ACTION ITEM >> Go through the data and say how many lines include the string "title"; return only the figure.

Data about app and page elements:
□ □ □ □ □ □ □

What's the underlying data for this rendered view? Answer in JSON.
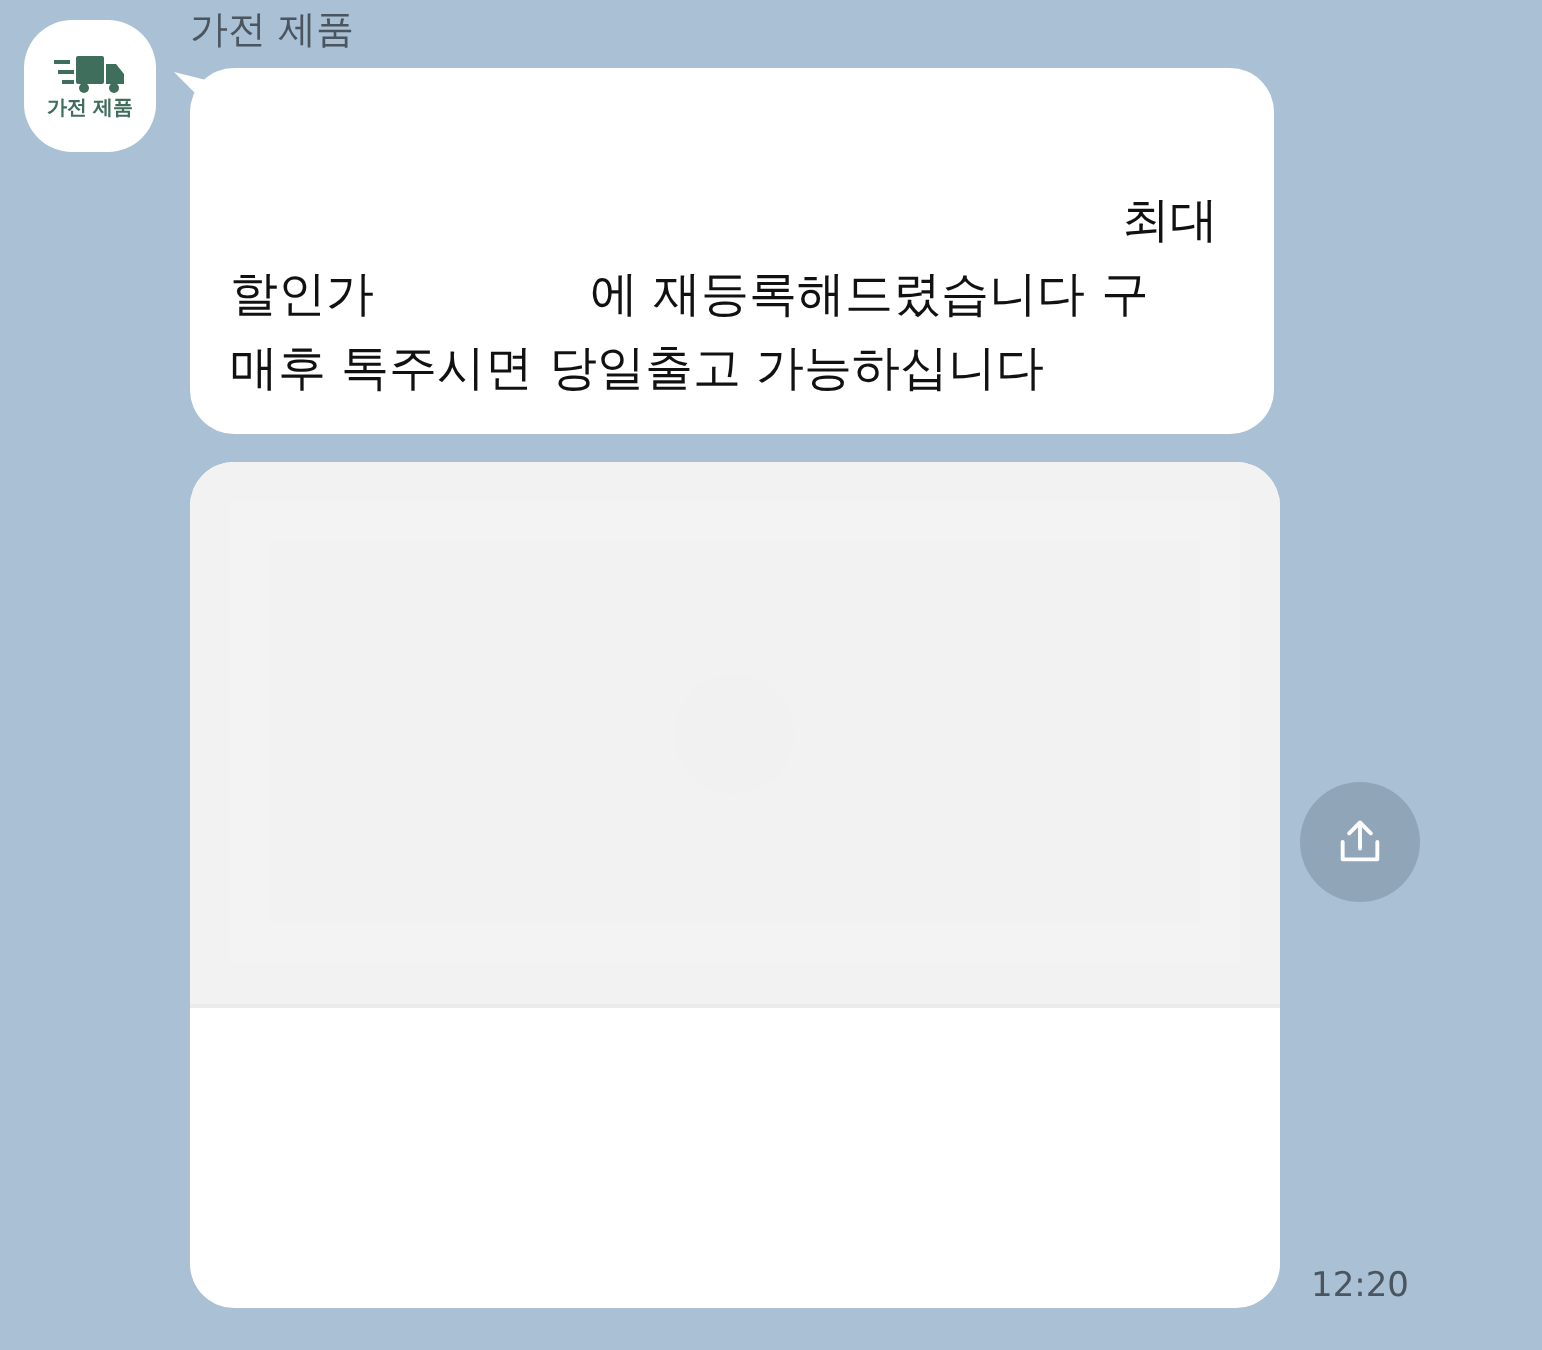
{
  "sender": {
    "name": "가전 제품",
    "avatar_label": "가전 제품"
  },
  "message": {
    "lines": [
      {
        "right": "최대"
      },
      {
        "left": "할인가",
        "right": "에 재등록해드렸습니다 구"
      },
      {
        "left": "매후 톡주시면 당일출고 가능하십니다"
      }
    ]
  },
  "time": "12:20"
}
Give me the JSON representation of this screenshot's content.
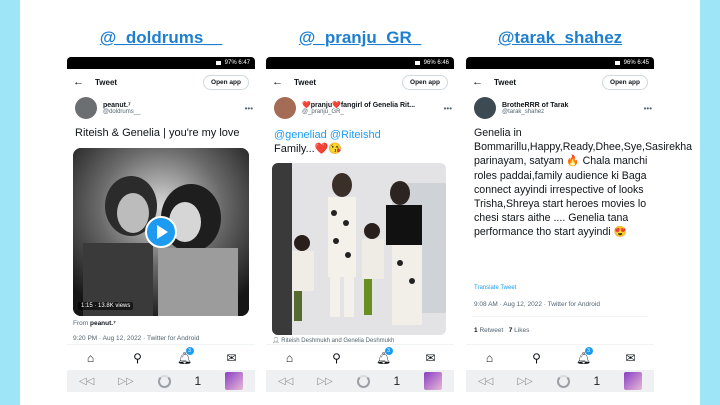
{
  "colors": {
    "side_bars": "#9ee6f7",
    "title": "#1f7fcf",
    "twitter_blue": "#1d9bf0",
    "text": "#0f1419",
    "muted": "#536471"
  },
  "common": {
    "tweet_header": "Tweet",
    "open_app": "Open app",
    "back_icon": "arrow-left-icon",
    "more_icon": "more-icon",
    "nav_icons": [
      "home-icon",
      "search-icon",
      "notifications-icon",
      "messages-icon"
    ],
    "browser_icons": [
      "back-icon",
      "forward-icon",
      "reload-icon",
      "tabs-icon"
    ],
    "tab_count": "1"
  },
  "cards": [
    {
      "title": "@_doldrums__",
      "status_text": "97% 6:47",
      "author": {
        "name": "peanut.⁷",
        "handle": "@doldrums__"
      },
      "tweet_text": "Riteish & Genelia | you're my love",
      "video_duration": "1:15 · 13.8K views",
      "from_label": "From",
      "from_user": "peanut.⁷",
      "meta": "9:20 PM · Aug 12, 2022 · Twitter for Android",
      "notif_badge": "3"
    },
    {
      "title": "@_pranju_GR_",
      "status_text": "96% 6:46",
      "author": {
        "name": "❤️pranju❤️fangirl of Genelia Rit...",
        "handle": "@_pranju_GR_"
      },
      "mentions": "@geneliad @Riteishd",
      "tweet_text": "Family...❤️😘",
      "tag_line": "Riteish Deshmukh and Genelia Deshmukh",
      "notif_badge": "3"
    },
    {
      "title": "@tarak_shahez",
      "status_text": "96% 6:45",
      "author": {
        "name": "BrotheRRR of Tarak",
        "handle": "@tarak_shahez"
      },
      "tweet_text": "Genelia in Bommarillu,Happy,Ready,Dhee,Sye,Sasirekha parinayam, satyam 🔥 Chala manchi roles paddai,family audience ki Baga connect ayyindi irrespective of looks Trisha,Shreya start heroes movies lo  chesi stars aithe .... Genelia tana performance tho start ayyindi 😍",
      "translate": "Translate Tweet",
      "meta": "9:08 AM · Aug 12, 2022 · Twitter for Android",
      "stats": {
        "retweets": "1",
        "retweets_label": "Retweet",
        "likes": "7",
        "likes_label": "Likes"
      },
      "notif_badge": "3"
    }
  ]
}
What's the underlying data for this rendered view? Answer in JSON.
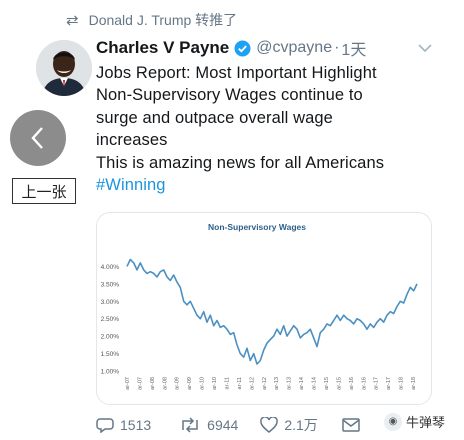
{
  "retweet": {
    "icon": "retweet-icon",
    "text": "Donald J. Trump 转推了"
  },
  "tweet": {
    "display_name": "Charles V Payne",
    "handle": "@cvpayne",
    "dot": "·",
    "timestamp": "1天",
    "lines": [
      "Jobs Report:  Most Important Highlight",
      "Non-Supervisory Wages continue to",
      "surge and outpace overall wage",
      "increases",
      "This is amazing news for all Americans"
    ],
    "hashtag": "#Winning"
  },
  "nav": {
    "prev_label": "上一张"
  },
  "actions": {
    "reply_count": "1513",
    "retweet_count": "6944",
    "like_count": "2.1万"
  },
  "watermark": {
    "text": "牛弹琴"
  },
  "colors": {
    "line": "#4a90c2",
    "link": "#1b95e0",
    "muted": "#657786",
    "title": "#2e5f8a"
  },
  "chart_data": {
    "type": "line",
    "title": "Non-Supervisory Wages",
    "xlabel": "",
    "ylabel": "",
    "ylim": [
      1.0,
      4.5
    ],
    "yticks": [
      "1.00%",
      "1.50%",
      "2.00%",
      "2.50%",
      "3.00%",
      "3.50%",
      "4.00%"
    ],
    "ytick_values": [
      1.0,
      1.5,
      2.0,
      2.5,
      3.0,
      3.5,
      4.0
    ],
    "xticks": [
      "ar-07",
      "ar-07",
      "ar-08",
      "ar-08",
      "ar-09",
      "ar-09",
      "ar-10",
      "ar-10",
      "ar-11",
      "ar-11",
      "ar-12",
      "ar-12",
      "ar-13",
      "ar-13",
      "ar-14",
      "ar-14",
      "ar-15",
      "ar-15",
      "ar-16",
      "ar-16",
      "ar-17",
      "ar-17",
      "ar-18",
      "ar-18"
    ],
    "grid": false,
    "series": [
      {
        "values": [
          4.0,
          4.2,
          4.1,
          3.9,
          4.1,
          3.9,
          3.8,
          3.85,
          3.8,
          3.7,
          3.85,
          3.9,
          3.7,
          3.6,
          3.75,
          3.55,
          3.4,
          3.0,
          2.9,
          3.0,
          2.8,
          2.6,
          2.5,
          2.7,
          2.4,
          2.6,
          2.3,
          2.45,
          2.25,
          2.3,
          2.2,
          2.05,
          2.1,
          1.75,
          1.5,
          1.4,
          1.65,
          1.3,
          1.5,
          1.2,
          1.3,
          1.6,
          1.8,
          1.9,
          2.0,
          2.2,
          2.05,
          2.3,
          2.0,
          2.15,
          2.3,
          2.2,
          1.95,
          2.05,
          2.1,
          2.2,
          1.95,
          1.7,
          2.1,
          2.2,
          2.35,
          2.3,
          2.45,
          2.6,
          2.45,
          2.6,
          2.5,
          2.45,
          2.35,
          2.5,
          2.45,
          2.35,
          2.2,
          2.35,
          2.25,
          2.4,
          2.5,
          2.4,
          2.6,
          2.7,
          2.65,
          2.85,
          3.0,
          2.95,
          3.2,
          3.4,
          3.3,
          3.5
        ]
      }
    ]
  }
}
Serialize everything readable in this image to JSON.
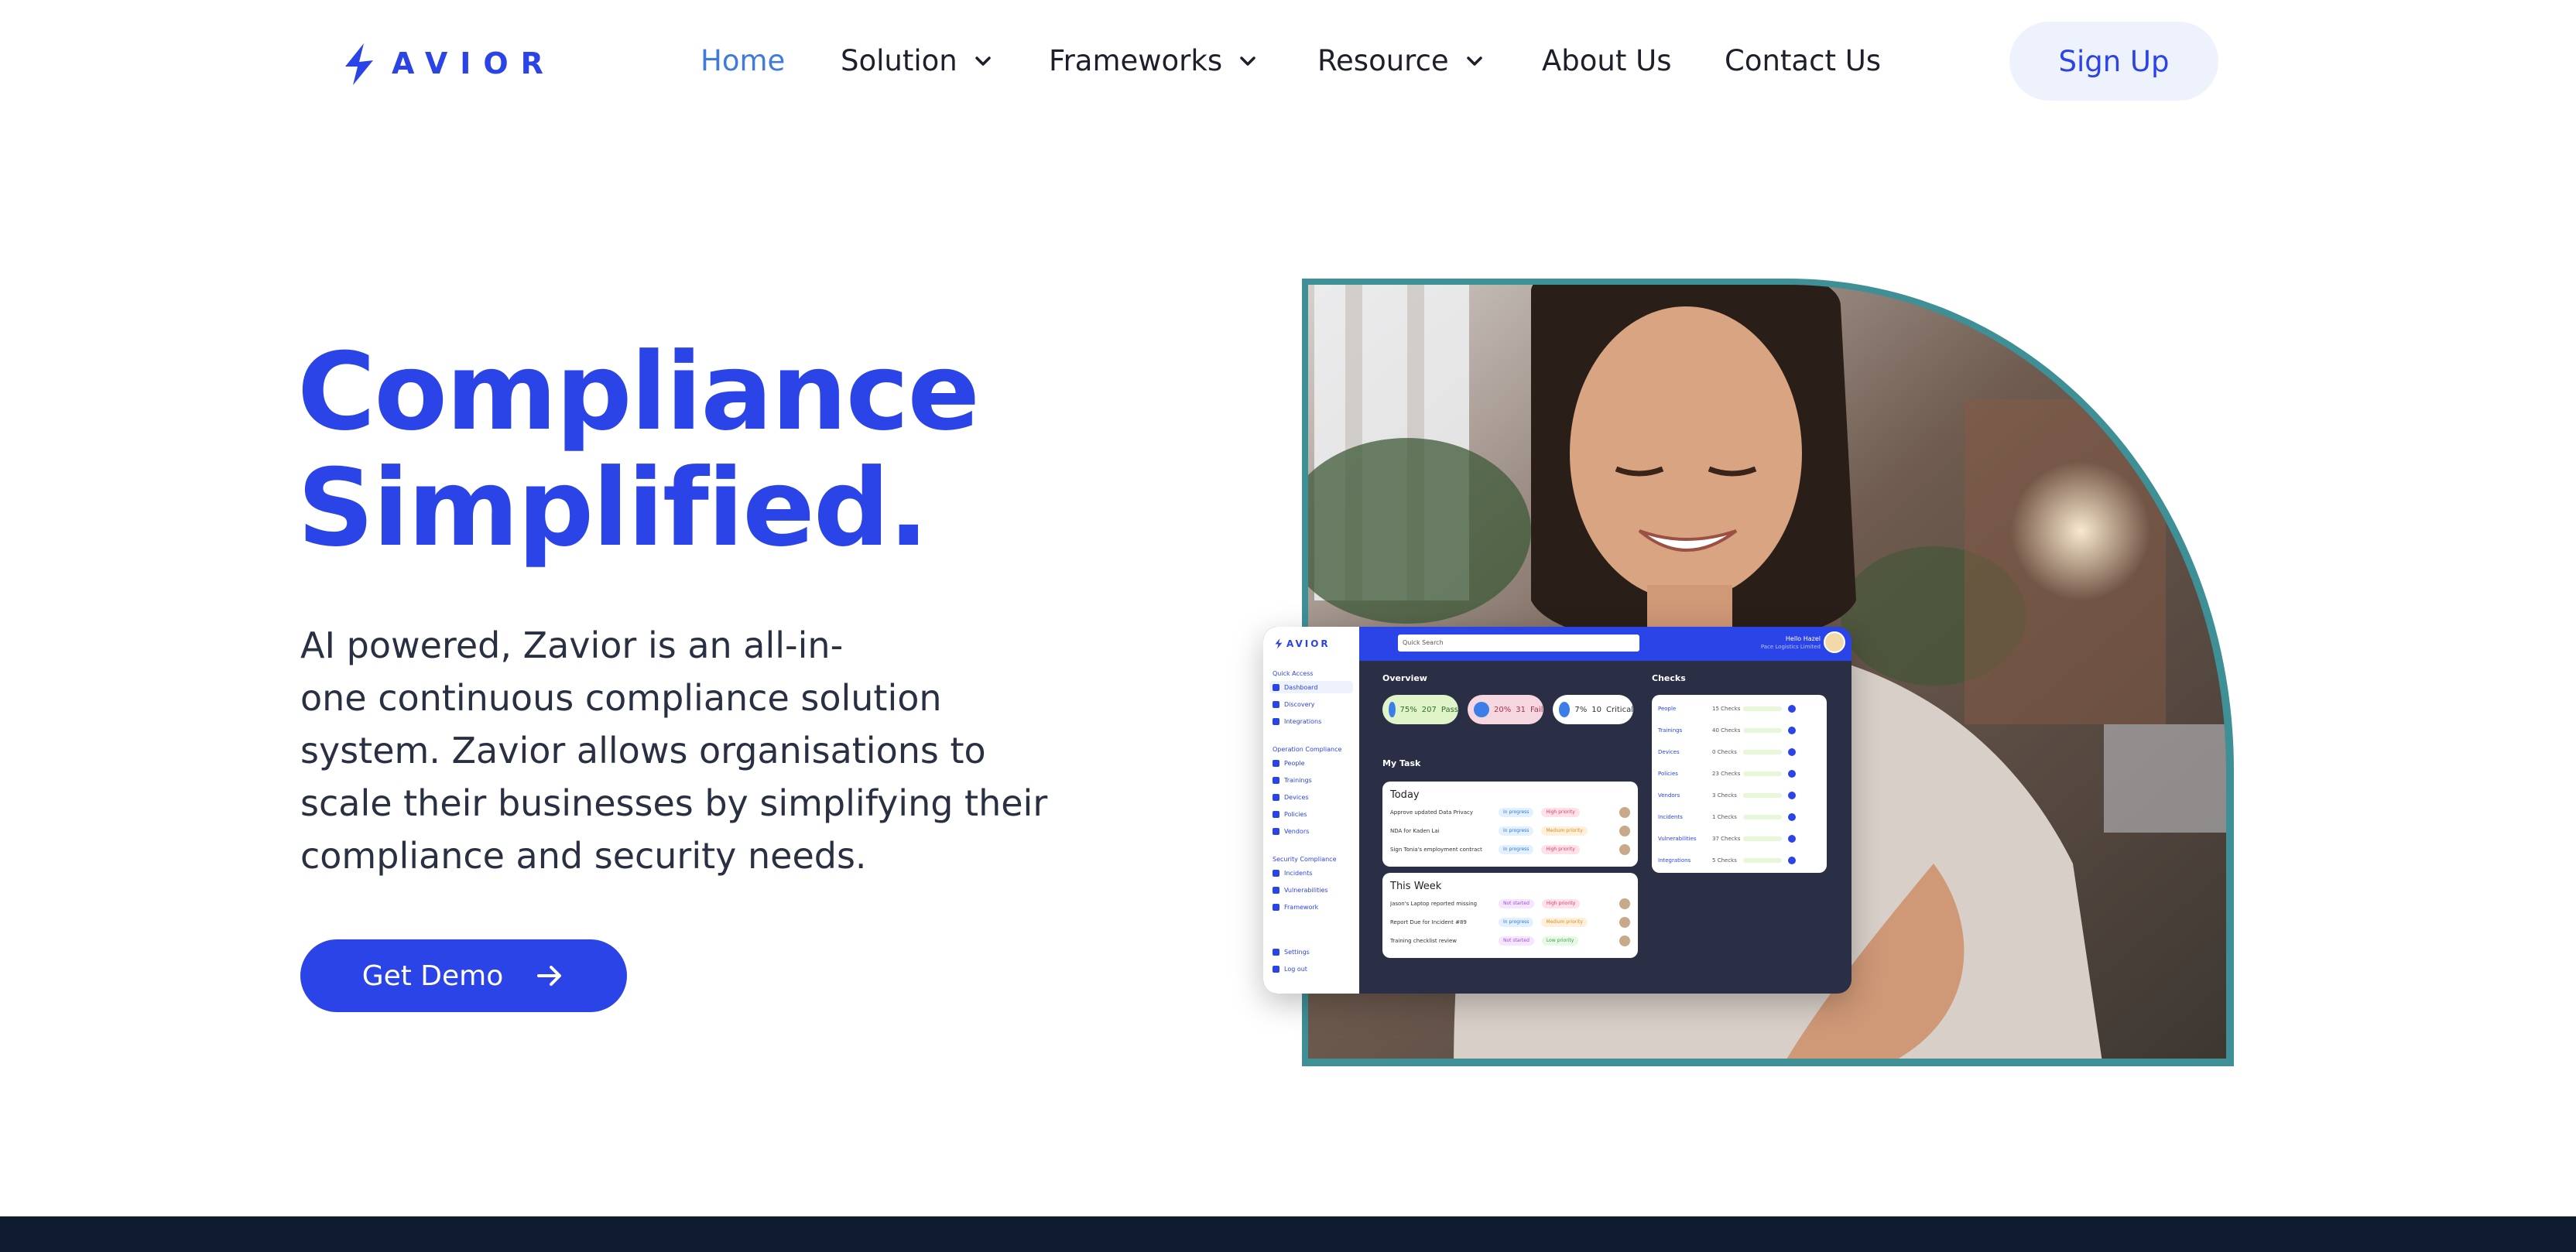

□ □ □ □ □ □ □

SOLUTION FOR THIS TASK >> 6